So, to get an idea of what sort of selection issue might be we do an exercise here where we try to benchmark the SCF against another data source which is representative of young adults. And so we compare information on wage income from the Survey of Consumer Finances to information on wage income from the Current Population Survey. And so the median wage income for the SCF is the red line. And median wage income in the CPS is the blue line. And what you can see is there’s a pretty substantial difference there. SCF median wage income is about 10,000 dollars more than CPS median wage income. That being said, the panel on the right displays the difference between those two trends over time which indicates that this difference has been pretty constant over time even though there has been this change in living arrangements. And, in fact, the difference is about the same in 2001 as it was in 2010. So this suggests that although the SCF does seem to capture, perhaps, a select population that’s higher income which is probably not surprising since we’re capturing, you know, household heads, people who made it out. The trends, you know, we may be able to interpret as, you know, potentially not changing in their sample over time.
So, in conclusion what we find is that young adults have experienced declines in net worth, declines in asset holding, and increases in debt holding. That being said, relative to both the previous generation of young adults and older adults, young adults actually seem to be doing relatively well. They have been relative increases in net worth in the past several years. And there’s also been declines in these measures of payment delinquency and having a high payment to income ratio. It’ll be interesting when the 2013 SCF data comes out to see if this trend has continued.
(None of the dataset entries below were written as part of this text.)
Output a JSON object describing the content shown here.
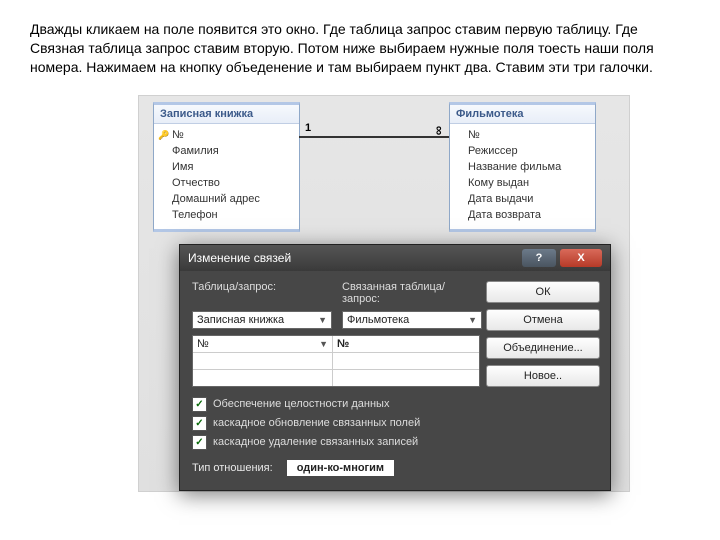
{
  "instruction": "Дважды кликаем на поле появится это окно. Где таблица запрос ставим первую таблицу. Где Связная таблица запрос ставим вторую. Потом ниже выбираем нужные поля тоесть наши поля номера. Нажимаем на кнопку объеденение и там выбираем пункт два. Ставим эти три галочки.",
  "entities": {
    "left": {
      "title": "Записная книжка",
      "fields": [
        "№",
        "Фамилия",
        "Имя",
        "Отчество",
        "Домашний адрес",
        "Телефон"
      ]
    },
    "right": {
      "title": "Фильмотека",
      "fields": [
        "№",
        "Режиссер",
        "Название фильма",
        "Кому выдан",
        "Дата выдачи",
        "Дата возврата"
      ]
    }
  },
  "relation": {
    "one": "1",
    "many": "∞"
  },
  "dialog": {
    "title": "Изменение связей",
    "help": "?",
    "close": "X",
    "labels": {
      "table_query": "Таблица/запрос:",
      "related_table_query": "Связанная таблица/запрос:"
    },
    "combos": {
      "left": "Записная книжка",
      "right": "Фильмотека"
    },
    "grid": {
      "left_field": "№",
      "right_field": "№"
    },
    "checks": {
      "c1": "Обеспечение целостности данных",
      "c2": "каскадное обновление связанных полей",
      "c3": "каскадное удаление связанных записей"
    },
    "rel_type_label": "Тип отношения:",
    "rel_type_value": "один-ко-многим",
    "buttons": {
      "ok": "ОК",
      "cancel": "Отмена",
      "join": "Объединение...",
      "new": "Новое.."
    }
  }
}
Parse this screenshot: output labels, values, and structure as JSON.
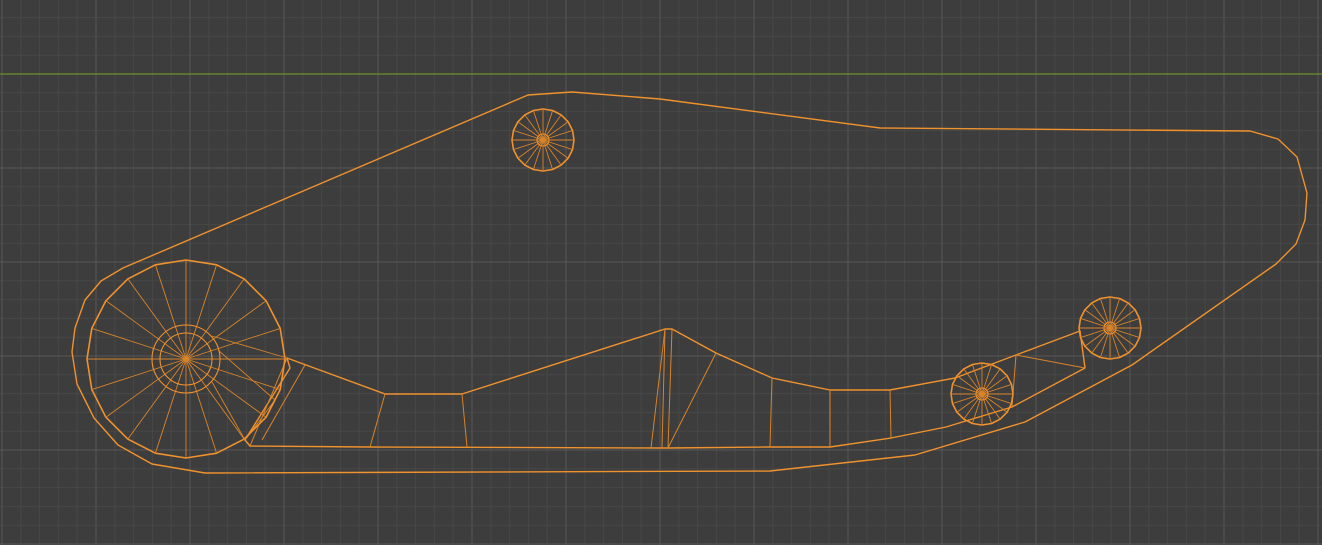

As I mentioned there are these issues with the SCF only collecting information on household heads. So it’s possible that there are some consequences to these changes in debt holding that we really can’t capture in our survey. So, in particular my co-author and I have another paper where we’re looking at whether having debt and being delinquent on debt increases the probability that you will later move in with a parent. And it turns out that it does. And you can think about this as having, sort of, potentially longer term implications for, say wealth accumulation or household information. And it also sort of changes the perspective on this data that suggests we might be losing, sort of, the most vulnerable part of the population. So, thank you.
Thank you very much, Lisa.